So, the BBC and FX have made a new adaptation of A Christmas Carol. This one isn’t like the rest though. It’s by the guy who did Peaky Blinders and has Guy Pearce playing the youngest looking Scrooge ever seen on-screen (probably, I can’t be bothered to fact check). And it has Andy Serkis playing the ghost of Christmas Past. Although, no matter how stylised or different the story might look, every adaptation of A Christmas Carol is the same as the last. I mean the story never changes and there are only so many new ways to interpret it. Yes, I think it is an apt tale for modern times when the gulf between the rich and poor is bigger than it has been in decades (again, probably, I’m neither an economist or a sociologist). But I do have to ask “do we NEED another one?” And I say that as someone who bloody loves the book. Also, I’m not alone. I read a story that suggested Andy Serkis said the exact same thing when he was offered the role. I’m sure it’ll be a great adaptation but, no matter how many times people say it’s the most original adaptation we’ve ever seen, I’m still not convinced it’ll be that groundbreaking. And I should know. I’ve watched a lot of adaptations in the past few weeks in preparation for this list. I’m still nowhere near seeing all of the various ones but I’ve got a good idea of what’s out there. And, it’s safe to say, I’m bloody bored of hearing the same lines over and over again. Well, until I watch the new one on 22nd December.
The Muppet Christmas Carol (1992)
Not a huge shock, I grant you. You probably all know my immense love of this film by now. Not only was it the number 1 film in my Top 11 Essential Christmas films list but I wrote a rather fawning review of it a few years ago. When you talk about giving a fresh perspective to an old story this is about as good as it gets. The addition of Muppets and great songs means you forget that you’re watching the story you’re already so familiar with. Plus, Michael Caine is not only the perfect Scrooge but it’s also super fun to watch him acting with Muppets. There is no better adaptation than this and there never will be.
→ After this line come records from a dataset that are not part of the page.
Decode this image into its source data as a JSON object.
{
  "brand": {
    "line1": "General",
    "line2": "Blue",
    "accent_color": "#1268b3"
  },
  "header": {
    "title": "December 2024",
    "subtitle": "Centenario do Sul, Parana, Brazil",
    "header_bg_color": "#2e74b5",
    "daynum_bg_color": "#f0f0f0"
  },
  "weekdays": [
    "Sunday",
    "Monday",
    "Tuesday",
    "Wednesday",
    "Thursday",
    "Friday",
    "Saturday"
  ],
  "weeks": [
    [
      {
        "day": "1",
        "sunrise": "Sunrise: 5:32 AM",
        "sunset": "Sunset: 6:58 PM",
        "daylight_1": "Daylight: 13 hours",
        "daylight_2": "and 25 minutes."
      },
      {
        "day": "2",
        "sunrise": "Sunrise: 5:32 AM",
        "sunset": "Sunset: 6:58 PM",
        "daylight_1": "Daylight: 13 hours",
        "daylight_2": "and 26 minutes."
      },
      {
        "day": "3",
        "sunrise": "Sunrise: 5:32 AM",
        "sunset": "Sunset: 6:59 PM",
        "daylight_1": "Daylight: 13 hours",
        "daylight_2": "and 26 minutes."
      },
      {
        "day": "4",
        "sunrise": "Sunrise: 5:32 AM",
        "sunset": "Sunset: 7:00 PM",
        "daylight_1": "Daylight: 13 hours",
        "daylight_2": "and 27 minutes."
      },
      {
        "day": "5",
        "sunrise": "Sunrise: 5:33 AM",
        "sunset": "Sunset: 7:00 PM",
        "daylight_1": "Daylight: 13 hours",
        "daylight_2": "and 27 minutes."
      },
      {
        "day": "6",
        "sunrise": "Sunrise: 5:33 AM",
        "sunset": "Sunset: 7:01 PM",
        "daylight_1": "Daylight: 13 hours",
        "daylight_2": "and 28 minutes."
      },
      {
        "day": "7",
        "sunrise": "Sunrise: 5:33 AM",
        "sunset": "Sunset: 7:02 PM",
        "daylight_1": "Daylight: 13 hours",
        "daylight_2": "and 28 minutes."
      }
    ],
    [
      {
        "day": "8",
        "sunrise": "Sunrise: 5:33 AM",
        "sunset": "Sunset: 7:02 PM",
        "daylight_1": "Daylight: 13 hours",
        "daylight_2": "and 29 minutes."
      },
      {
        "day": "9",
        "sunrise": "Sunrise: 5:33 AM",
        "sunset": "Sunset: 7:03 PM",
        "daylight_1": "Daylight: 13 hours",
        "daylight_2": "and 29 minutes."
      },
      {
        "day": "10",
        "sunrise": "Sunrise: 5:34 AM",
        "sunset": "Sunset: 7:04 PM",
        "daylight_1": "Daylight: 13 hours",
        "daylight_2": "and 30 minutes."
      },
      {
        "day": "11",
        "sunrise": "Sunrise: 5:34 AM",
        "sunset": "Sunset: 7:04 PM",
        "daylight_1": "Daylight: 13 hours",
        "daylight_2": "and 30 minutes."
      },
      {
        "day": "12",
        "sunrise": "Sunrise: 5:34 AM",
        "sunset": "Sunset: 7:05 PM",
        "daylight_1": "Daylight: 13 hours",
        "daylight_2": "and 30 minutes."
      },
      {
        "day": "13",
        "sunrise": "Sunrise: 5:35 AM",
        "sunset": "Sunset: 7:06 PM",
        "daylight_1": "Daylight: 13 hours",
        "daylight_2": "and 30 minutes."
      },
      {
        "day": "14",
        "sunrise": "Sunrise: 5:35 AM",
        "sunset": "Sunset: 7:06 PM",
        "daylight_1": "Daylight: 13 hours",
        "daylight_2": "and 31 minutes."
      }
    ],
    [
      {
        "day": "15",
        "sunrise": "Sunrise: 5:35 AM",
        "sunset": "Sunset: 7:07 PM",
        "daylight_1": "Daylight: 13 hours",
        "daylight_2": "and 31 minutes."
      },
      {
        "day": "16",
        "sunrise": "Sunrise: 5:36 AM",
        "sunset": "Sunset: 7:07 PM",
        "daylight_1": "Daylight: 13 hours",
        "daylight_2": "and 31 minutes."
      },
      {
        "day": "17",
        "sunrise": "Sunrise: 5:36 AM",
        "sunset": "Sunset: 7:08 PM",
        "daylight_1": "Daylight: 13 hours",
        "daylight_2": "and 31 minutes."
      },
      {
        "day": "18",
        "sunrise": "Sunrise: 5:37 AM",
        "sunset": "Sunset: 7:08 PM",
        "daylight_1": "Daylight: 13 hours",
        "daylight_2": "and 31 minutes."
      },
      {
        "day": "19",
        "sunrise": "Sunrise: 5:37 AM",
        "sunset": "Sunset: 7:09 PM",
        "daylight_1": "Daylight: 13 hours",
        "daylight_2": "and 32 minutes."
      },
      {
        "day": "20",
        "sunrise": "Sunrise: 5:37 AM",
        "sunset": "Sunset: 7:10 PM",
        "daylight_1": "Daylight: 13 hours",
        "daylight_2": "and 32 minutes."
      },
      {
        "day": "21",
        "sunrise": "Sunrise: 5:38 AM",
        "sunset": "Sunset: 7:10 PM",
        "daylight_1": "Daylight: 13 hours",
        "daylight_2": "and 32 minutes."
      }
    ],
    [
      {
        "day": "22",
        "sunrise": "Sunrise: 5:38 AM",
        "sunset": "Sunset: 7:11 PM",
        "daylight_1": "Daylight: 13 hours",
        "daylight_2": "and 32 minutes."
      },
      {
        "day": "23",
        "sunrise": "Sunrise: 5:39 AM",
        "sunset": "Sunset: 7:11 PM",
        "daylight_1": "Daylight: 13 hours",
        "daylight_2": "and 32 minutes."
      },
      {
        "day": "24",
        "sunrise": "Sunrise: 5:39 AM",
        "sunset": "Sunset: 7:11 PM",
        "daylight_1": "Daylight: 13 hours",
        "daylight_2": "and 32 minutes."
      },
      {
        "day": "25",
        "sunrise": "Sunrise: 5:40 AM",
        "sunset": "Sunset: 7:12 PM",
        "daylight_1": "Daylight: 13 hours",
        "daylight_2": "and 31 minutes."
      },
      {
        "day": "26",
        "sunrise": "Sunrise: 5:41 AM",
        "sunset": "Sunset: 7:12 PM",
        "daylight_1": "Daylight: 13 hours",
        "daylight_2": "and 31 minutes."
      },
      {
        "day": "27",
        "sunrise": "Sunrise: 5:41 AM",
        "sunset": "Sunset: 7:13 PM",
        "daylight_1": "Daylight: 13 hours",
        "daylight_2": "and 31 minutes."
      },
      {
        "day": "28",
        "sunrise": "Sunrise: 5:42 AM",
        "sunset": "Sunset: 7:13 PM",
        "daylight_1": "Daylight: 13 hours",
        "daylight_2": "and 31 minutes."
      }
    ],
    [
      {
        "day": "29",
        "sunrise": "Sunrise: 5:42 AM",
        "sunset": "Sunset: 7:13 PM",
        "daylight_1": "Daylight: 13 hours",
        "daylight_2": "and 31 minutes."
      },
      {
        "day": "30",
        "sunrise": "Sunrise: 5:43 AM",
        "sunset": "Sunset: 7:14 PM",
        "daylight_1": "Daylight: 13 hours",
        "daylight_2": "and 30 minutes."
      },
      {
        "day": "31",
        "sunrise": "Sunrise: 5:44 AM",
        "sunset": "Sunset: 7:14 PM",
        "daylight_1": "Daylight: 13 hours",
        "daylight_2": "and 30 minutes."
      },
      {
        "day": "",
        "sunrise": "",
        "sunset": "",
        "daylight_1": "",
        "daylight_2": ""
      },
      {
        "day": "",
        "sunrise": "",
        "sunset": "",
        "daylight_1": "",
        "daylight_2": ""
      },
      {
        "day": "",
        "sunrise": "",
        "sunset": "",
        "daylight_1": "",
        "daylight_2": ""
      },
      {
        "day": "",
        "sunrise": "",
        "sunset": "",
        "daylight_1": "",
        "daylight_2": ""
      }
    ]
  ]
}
There have been a lot of horrifying attempts to place the story in a modern setting over the years. It’s like people who think they’re being really clever by setting Shakespeare in the 90s or something. Making Scrooge an executive in a top firm and, in some cases, swapping his gender for no reason, is the smug result of a group of bigwigs being “progressive”. However, for the 10s that don’t work, there is normally one that does. The film that sticks out is this one. Of course, it helps that Bill Murray is the heading up the cast as he manages to bring the perfect level of smarm and cutting wit to the role. Okay, so the film is a bit messy but, at the end of the day, it works. And I love the subplot of the network’s own production of A Christmas Carol. It’s the perfect distraction.
A Christmaas Carol (1951)
An oldie but a goodie. Alastair Sim is perhaps the best representation of Scrooge on screen in that he looks exactly as you’d expect the character to if he stepped out of the pages of the book. He also does one of the best jobs at realising the character. He brings a slight humour to the role. There are few, if any, who have played him better than Sim. It’s an iconic film that still impresses me for everything it achieved at that time. The way that the ghosts are realised on the screen is still amazingly ghoulish. Other older adaptations may not have aged well but I insist that this one stands up to this day.
A Christmas Carol (1999)
Again, this doesn’t exactly do anything major with the story but this is a film that is all about its leading man. P Stew is a fantastic actor and he is clearly thrilled to be playing Scrooge. Do I agree with a bald Ebeneezer? I’m not entirely sure but I think Patrick Stewart provides a fun performance. P Stew really does elevate this film to a new level and I love Richard E. Grant as Cratchit. But, I have to be honest, that this isn’t a great film. Though it does include several scenes that most adaptation don’t and I appreciate that. This film is still worth a watch.
Again, this probably isn’t the most outstanding film ever but there is something great about this musical version of the story. I started this review by describing Guy Pearce as the youngest looking Scrooge but Albert Finney was definitely one of the youngest actors to take the role (again, I’ve not looked into it too deeply). He was only 34 when he took the role but, thanks to a lot of makeup and a great performance, he managed to do a great job. I still can’t decide if I like or hate the scene that takes place in Hell towards the end but this is one of those adaptations that gets me a bit emotional. Without Finney, I’m not sure how much I’d like it but he certainly brings the role to life.
Bonus: Blackadder’s Christmas Carol (1998)
Blackadder is an incredibly clever and funny series. I know I’m in the minority but I even love the dodgy first series. Not as much, obviously, but I like how messy it is. So, it should go without saying that the Blackadder adaptation of Dickens’ Christmas tale is so wonderful. Flipping the story on its head, this shows us how a kind and caring member of the Blackadder family learns that being evil and selfish is the way to get ahead. It’s got a great cast and is really slick. It’s definitely worth a watch.